Data about app and page elements:

────

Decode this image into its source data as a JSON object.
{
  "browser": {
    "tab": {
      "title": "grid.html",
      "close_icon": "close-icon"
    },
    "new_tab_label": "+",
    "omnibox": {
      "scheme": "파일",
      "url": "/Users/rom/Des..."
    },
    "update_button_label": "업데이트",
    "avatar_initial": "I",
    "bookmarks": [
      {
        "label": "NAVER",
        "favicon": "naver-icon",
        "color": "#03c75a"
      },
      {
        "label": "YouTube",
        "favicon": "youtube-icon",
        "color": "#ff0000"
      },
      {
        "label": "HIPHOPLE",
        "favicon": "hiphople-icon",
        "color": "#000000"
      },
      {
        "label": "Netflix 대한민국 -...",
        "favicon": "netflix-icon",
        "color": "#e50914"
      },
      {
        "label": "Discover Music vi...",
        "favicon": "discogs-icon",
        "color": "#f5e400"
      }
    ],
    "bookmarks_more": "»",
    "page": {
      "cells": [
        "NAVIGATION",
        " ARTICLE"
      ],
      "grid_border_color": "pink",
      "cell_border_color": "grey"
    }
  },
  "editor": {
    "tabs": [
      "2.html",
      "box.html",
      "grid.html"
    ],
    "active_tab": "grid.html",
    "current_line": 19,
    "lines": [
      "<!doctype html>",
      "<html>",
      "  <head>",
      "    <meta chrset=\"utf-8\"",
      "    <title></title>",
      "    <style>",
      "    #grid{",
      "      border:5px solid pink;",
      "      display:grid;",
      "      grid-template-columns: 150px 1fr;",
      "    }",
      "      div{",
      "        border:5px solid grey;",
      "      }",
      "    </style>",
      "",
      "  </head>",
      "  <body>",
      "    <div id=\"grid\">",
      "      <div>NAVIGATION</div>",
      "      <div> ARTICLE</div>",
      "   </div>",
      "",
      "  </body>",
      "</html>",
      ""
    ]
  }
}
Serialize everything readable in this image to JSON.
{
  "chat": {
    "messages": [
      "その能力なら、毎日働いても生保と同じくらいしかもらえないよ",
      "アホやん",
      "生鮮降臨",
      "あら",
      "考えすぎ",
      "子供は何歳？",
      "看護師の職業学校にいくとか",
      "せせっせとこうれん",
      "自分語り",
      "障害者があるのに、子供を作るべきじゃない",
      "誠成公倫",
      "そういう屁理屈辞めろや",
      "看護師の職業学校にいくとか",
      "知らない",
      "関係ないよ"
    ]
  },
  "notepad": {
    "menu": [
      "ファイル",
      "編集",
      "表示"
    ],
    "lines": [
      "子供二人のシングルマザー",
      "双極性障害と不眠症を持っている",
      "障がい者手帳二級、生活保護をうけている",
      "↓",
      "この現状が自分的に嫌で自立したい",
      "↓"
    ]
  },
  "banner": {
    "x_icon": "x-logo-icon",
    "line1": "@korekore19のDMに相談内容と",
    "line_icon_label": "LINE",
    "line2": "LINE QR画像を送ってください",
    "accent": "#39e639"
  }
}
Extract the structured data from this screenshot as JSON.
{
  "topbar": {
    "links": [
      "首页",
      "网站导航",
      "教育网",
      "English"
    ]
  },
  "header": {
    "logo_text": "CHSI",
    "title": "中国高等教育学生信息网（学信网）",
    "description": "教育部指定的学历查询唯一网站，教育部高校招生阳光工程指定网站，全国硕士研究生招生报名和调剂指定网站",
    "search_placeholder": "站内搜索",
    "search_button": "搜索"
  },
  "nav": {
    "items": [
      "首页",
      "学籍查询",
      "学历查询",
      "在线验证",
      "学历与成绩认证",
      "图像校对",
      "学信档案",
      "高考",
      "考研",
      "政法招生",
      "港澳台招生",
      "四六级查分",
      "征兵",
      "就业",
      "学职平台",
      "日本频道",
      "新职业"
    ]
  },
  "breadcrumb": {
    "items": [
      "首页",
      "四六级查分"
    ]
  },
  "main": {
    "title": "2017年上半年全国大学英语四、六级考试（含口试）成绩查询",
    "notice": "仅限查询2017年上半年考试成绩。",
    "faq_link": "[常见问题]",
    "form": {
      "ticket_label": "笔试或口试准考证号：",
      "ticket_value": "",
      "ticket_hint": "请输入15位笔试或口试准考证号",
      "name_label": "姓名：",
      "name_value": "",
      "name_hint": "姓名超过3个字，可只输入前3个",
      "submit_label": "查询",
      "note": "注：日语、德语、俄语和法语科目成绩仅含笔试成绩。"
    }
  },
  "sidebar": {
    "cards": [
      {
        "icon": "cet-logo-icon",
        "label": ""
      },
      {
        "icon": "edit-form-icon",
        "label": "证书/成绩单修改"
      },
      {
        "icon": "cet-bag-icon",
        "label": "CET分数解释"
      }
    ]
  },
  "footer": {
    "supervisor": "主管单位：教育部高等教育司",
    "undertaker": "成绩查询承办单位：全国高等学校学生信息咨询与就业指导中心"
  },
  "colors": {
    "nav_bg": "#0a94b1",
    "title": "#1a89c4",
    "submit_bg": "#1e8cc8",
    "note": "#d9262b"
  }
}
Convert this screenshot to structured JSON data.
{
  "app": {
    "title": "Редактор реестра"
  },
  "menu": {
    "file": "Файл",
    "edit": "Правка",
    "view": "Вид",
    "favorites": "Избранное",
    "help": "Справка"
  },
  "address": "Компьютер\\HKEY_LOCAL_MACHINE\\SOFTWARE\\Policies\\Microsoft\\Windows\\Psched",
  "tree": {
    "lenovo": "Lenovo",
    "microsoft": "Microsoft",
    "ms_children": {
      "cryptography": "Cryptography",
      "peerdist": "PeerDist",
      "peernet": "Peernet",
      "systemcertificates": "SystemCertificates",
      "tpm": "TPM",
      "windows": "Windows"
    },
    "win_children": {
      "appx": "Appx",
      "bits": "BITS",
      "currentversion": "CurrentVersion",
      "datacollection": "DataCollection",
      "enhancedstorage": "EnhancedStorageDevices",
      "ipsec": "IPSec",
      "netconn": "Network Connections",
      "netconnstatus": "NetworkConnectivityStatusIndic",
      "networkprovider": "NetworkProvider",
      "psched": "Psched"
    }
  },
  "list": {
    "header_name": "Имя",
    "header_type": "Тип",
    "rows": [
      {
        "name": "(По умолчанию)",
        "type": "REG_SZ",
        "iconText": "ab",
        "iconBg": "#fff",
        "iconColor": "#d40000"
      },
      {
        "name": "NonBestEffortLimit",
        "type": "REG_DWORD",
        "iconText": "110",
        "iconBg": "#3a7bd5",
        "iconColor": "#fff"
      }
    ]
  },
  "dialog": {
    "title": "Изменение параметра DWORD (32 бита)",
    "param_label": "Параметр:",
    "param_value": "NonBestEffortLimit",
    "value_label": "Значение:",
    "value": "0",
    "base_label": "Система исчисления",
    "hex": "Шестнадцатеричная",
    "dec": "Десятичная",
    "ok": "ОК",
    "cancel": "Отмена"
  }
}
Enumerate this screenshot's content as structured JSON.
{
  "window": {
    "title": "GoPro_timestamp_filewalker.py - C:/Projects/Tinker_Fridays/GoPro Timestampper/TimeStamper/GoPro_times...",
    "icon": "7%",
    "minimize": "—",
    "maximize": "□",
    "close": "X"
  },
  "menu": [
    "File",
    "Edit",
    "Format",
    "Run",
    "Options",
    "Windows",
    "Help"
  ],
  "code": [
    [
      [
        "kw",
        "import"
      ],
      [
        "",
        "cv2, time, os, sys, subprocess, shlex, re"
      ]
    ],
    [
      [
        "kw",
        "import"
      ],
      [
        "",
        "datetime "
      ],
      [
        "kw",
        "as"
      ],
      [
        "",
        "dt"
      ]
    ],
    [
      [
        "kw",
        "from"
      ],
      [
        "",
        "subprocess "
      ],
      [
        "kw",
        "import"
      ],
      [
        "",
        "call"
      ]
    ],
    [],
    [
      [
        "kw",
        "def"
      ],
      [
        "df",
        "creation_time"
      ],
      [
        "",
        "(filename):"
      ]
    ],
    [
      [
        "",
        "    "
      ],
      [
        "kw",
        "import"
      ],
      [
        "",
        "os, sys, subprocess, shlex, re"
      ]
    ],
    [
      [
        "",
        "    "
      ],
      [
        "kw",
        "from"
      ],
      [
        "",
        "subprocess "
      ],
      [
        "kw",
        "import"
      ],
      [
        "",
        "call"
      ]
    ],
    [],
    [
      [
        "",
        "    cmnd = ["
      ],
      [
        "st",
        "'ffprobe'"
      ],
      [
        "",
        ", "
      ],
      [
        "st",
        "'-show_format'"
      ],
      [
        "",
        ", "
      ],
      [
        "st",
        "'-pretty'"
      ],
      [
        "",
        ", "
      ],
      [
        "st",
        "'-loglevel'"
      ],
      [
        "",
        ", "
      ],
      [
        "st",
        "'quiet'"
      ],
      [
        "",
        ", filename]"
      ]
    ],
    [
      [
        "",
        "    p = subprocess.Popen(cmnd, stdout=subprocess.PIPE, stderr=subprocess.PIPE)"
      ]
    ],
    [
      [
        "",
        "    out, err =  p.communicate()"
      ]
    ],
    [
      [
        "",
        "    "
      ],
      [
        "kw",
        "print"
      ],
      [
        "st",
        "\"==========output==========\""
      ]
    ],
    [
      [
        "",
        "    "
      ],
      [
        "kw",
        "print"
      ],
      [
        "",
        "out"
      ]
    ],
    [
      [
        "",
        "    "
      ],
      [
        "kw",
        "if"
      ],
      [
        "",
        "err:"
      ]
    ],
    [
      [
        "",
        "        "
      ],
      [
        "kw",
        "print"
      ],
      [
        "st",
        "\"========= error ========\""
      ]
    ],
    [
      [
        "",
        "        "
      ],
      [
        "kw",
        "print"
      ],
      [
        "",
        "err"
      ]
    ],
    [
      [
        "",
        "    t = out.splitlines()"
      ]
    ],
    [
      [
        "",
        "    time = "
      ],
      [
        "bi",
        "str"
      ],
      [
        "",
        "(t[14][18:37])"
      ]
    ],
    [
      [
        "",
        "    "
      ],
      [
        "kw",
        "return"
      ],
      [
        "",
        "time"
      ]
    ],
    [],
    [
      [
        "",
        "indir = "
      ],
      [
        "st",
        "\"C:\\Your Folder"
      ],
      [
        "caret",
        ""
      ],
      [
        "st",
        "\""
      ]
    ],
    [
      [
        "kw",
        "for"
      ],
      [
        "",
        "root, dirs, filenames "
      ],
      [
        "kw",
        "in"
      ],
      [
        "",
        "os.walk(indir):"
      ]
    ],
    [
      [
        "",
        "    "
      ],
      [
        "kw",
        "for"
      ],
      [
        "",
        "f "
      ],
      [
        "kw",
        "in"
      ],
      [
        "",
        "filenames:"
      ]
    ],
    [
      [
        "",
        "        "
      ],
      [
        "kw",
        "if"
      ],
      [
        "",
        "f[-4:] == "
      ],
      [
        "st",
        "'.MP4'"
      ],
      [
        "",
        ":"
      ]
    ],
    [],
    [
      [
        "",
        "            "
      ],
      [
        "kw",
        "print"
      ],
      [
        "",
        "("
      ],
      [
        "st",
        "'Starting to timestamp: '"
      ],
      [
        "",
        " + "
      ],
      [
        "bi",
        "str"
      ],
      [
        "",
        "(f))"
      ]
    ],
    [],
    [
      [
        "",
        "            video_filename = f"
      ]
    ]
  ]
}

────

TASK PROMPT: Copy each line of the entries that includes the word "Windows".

RESPONSE AREA:
  "address": "Компьютер\\HKEY_LOCAL_MACHINE\\SOFTWARE\\Policies\\Microsoft\\Windows\\Psched",
      "windows": "Windows"
    "Windows",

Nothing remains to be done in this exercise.